The differences between Salisbury and Chamberlain over foreign and imperial policy were offset by their ideological affinity in another area of statecraft. From the 1880s Salisbury was as much an advocate of constructive radicalism as Chamberlain. ‘What we need above all in this country’, the tory declared, ‘is peace and a close attention to the terrible social problems which beset us’ (The Times, 20 April 1894). T. E. Ellis, the Welsh radical and Liberal chief whip, said of the resulting social legislation, modest though it may have been by later standards, that the Unionist government was ‘really the most advanced … there has ever been … with decided socialist tendencies’ (Steele, Lord Salisbury, 304). The Conservatives alarmed by this development were often those who complained of the Hotel Cecil, which had the effect of distracting them from the more serious topic. Few protested when, as part of the ministerial reconstruction in 1900, Salisbury removed two traditionally minded Conservatives (Henry Chaplin and Matthew White Ridley) from the cabinet, telling them that new blood was imperative to tackle the ‘social questions’ which he expected to loom larger when the current conflict in South Africa ended (ibid., 355).

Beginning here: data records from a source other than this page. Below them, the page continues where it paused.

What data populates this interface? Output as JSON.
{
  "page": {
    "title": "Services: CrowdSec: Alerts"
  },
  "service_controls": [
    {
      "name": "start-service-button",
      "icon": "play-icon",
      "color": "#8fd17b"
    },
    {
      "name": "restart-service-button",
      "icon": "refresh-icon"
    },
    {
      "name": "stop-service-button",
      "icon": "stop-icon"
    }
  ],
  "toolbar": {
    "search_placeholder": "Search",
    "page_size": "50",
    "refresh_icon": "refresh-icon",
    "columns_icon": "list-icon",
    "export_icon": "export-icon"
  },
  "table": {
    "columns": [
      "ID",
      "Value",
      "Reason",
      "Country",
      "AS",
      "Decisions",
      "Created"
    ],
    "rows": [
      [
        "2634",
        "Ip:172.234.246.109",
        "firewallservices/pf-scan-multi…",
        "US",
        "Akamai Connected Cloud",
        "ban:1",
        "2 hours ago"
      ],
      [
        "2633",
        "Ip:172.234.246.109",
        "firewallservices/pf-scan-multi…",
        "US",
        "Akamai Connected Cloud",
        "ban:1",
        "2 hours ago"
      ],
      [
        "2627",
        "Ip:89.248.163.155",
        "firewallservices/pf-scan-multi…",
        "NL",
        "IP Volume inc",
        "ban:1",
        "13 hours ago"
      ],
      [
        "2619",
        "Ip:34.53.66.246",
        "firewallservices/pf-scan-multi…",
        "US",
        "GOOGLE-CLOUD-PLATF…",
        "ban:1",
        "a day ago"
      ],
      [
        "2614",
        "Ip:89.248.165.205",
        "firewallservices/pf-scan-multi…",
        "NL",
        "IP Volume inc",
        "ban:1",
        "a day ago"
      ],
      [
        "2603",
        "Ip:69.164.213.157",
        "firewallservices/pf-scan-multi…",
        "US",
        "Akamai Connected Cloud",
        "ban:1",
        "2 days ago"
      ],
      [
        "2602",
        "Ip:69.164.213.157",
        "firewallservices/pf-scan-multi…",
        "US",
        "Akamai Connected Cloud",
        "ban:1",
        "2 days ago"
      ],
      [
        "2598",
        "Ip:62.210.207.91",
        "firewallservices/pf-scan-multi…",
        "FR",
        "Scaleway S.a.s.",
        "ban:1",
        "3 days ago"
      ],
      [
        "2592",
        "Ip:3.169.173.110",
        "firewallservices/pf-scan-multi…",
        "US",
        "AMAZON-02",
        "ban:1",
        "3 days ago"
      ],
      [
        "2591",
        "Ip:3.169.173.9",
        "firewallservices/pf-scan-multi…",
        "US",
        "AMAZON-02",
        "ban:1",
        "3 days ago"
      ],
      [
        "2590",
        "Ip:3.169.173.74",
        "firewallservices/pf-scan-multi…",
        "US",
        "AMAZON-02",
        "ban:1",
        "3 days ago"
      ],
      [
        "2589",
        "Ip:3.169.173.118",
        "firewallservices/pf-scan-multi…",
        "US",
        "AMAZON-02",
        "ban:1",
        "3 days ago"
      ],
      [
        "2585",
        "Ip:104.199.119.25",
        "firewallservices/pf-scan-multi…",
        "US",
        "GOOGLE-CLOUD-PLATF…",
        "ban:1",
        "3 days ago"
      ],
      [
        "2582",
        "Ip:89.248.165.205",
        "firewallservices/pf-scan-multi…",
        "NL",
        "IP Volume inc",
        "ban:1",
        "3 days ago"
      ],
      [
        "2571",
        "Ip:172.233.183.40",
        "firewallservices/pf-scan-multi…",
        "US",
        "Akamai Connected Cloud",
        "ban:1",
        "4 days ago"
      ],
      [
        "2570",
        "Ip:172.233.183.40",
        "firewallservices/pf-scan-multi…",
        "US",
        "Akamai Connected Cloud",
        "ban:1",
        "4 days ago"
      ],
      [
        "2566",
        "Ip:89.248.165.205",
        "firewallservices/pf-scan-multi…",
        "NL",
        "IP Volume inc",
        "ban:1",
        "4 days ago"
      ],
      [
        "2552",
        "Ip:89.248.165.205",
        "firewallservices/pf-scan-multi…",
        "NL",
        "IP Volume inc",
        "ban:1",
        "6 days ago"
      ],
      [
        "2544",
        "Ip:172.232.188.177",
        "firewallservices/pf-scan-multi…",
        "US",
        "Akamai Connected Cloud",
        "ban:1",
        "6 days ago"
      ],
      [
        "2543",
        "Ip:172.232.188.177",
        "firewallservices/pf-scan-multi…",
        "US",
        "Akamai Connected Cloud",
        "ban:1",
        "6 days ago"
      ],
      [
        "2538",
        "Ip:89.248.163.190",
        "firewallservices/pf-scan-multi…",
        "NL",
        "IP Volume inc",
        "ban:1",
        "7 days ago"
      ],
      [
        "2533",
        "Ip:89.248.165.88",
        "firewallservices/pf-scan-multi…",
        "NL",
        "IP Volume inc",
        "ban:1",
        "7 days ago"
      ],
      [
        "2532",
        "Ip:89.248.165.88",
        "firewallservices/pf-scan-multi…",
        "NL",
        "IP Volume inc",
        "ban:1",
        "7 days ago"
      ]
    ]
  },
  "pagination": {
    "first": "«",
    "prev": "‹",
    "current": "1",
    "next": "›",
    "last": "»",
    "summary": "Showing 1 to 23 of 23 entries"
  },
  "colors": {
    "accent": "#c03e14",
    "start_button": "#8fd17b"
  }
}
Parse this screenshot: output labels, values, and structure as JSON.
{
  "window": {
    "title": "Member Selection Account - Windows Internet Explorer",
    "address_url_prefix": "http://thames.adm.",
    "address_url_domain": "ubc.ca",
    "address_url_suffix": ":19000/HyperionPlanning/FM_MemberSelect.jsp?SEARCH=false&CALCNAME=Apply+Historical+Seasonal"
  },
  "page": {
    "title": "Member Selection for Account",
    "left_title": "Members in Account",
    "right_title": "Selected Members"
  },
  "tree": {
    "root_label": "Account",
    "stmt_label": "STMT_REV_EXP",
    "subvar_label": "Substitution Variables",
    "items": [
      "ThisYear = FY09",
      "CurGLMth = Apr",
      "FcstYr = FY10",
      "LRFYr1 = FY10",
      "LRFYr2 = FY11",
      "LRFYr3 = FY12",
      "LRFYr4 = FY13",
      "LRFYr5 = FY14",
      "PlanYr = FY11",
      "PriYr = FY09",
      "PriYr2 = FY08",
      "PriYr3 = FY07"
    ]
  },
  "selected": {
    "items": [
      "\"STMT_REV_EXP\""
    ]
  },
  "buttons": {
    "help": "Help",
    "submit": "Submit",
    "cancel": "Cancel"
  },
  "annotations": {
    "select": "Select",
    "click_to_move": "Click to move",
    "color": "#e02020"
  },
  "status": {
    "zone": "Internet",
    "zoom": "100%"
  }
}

The picture of the Hotel Cecil as the perpetuation of an outdated ascendancy may have carried more weight with historians than with contemporaries, who soon forgot about it. For one thing, the extended family had differing views of policy on a wide range of subjects. One can cite Arthur Balfour's increasing doubts about the viability of the independent position that Salisbury's diplomacy strove to maintain for their country among the great powers, and Cranborne's brand of churchmanship, more partisan than that of his father. For another thing, Salisbury had mastered the kind of political management that democracy demanded: the attempt to govern through an aristocratic clique would have been self-defeating in the conditions of the time. In his eyes the function of a modern party machine with its supporting bodies, and notably the very popular Primrose League, was to serve as ‘an interpreter between the educated classes, who think and read, and the working classes, whose time for reading and thinking is less, but with whom the power of the vote resides’ (The Times, 30 June 1898). This most cerebral of politicians, who was also an outstanding platform orator, did not seek office in order to conduct a prolonged rearguard action. His stated purpose was to adapt a class society to the pressures of an electorate greatly enlarged by the second and third Reform Acts of 1867 and 1884. Ideas mattered more to him than organization, deployed with the warning that the working class was strong enough to get, after discussion, whatever ‘they sincerely believe will conduce to their welfare’ (Steele, Lord Salisbury, 275). The legend of the Hotel Cecil cannot be made to fit the historical facts.

David Steele

Sources  

D. Steele, Lord Salisbury: a political biography (1999) · D. Steele, Recovering power: the Conservatives in opposition since 1867, ed. S. Ball and A. Seldon (2005), chapters 3–4 · A. Roberts, Salisbury: Victorian titan (1999) · P. Marsh, The discipline of popular government: Lord Salisbury's domestic statecraft, 1881–1902 (1978) · M. Bentley, Lord Salisbury's world: conservative environments in late-Victorian Britain (2001) · J. P. Cornford, ‘The parliamentary foundations of the Hotel Cecil’, Ideas and institutions of Victorian Britain, ed. J. M. Robson (1967) · R. Blake, The Conservative Party from Peel to Thatcher (1985) · R. Shannon, The age of Salisbury, 1881–1902: unionism and empire (1996)